• ACTIVITY:
For the entries that follow, set down each one exactly and drop any pictures.

App and web page records
----------
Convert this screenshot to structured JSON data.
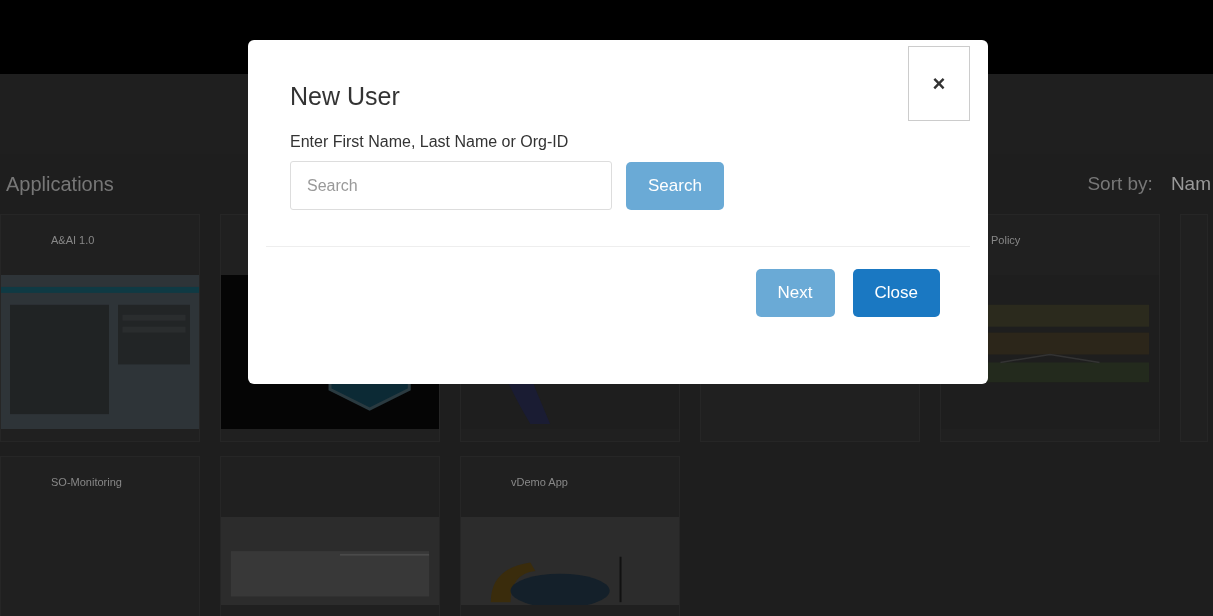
{
  "page": {
    "title": "Applications",
    "sort_label": "Sort by:",
    "sort_value": "Nam"
  },
  "cards": [
    {
      "title": "A&AI 1.0",
      "kind": "picture"
    },
    {
      "kind": "picture"
    },
    {
      "kind": "picture"
    },
    {
      "kind": "plain"
    },
    {
      "title": "Policy",
      "kind": "picture"
    },
    {
      "kind": "plain"
    },
    {
      "title": "SO-Monitoring",
      "kind": "plain"
    },
    {
      "kind": "picture"
    },
    {
      "title": "vDemo App",
      "kind": "picture"
    }
  ],
  "modal": {
    "title": "New User",
    "close_icon": "×",
    "field_label": "Enter First Name, Last Name or Org-ID",
    "search": {
      "placeholder": "Search"
    },
    "search_button": {
      "label": "Search",
      "disabled": true
    },
    "buttons": [
      {
        "label": "Next",
        "disabled": true
      },
      {
        "label": "Close",
        "disabled": false
      }
    ]
  }
}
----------
• SOLUTION FOR THIS TASK:
Convert this screenshot to structured JSON data.
{
  "page": {
    "title": "Applications",
    "sort_label": "Sort by:",
    "sort_value": "Nam"
  },
  "cards": [
    {
      "title": "A&AI 1.0",
      "kind": "picture"
    },
    {
      "kind": "picture"
    },
    {
      "kind": "picture"
    },
    {
      "kind": "plain"
    },
    {
      "title": "Policy",
      "kind": "picture"
    },
    {
      "kind": "plain"
    },
    {
      "title": "SO-Monitoring",
      "kind": "plain"
    },
    {
      "kind": "picture"
    },
    {
      "title": "vDemo App",
      "kind": "picture"
    }
  ],
  "modal": {
    "title": "New User",
    "close_icon": "×",
    "field_label": "Enter First Name, Last Name or Org-ID",
    "search": {
      "placeholder": "Search"
    },
    "search_button": {
      "label": "Search",
      "disabled": true
    },
    "buttons": [
      {
        "label": "Next",
        "disabled": true
      },
      {
        "label": "Close",
        "disabled": false
      }
    ]
  }
}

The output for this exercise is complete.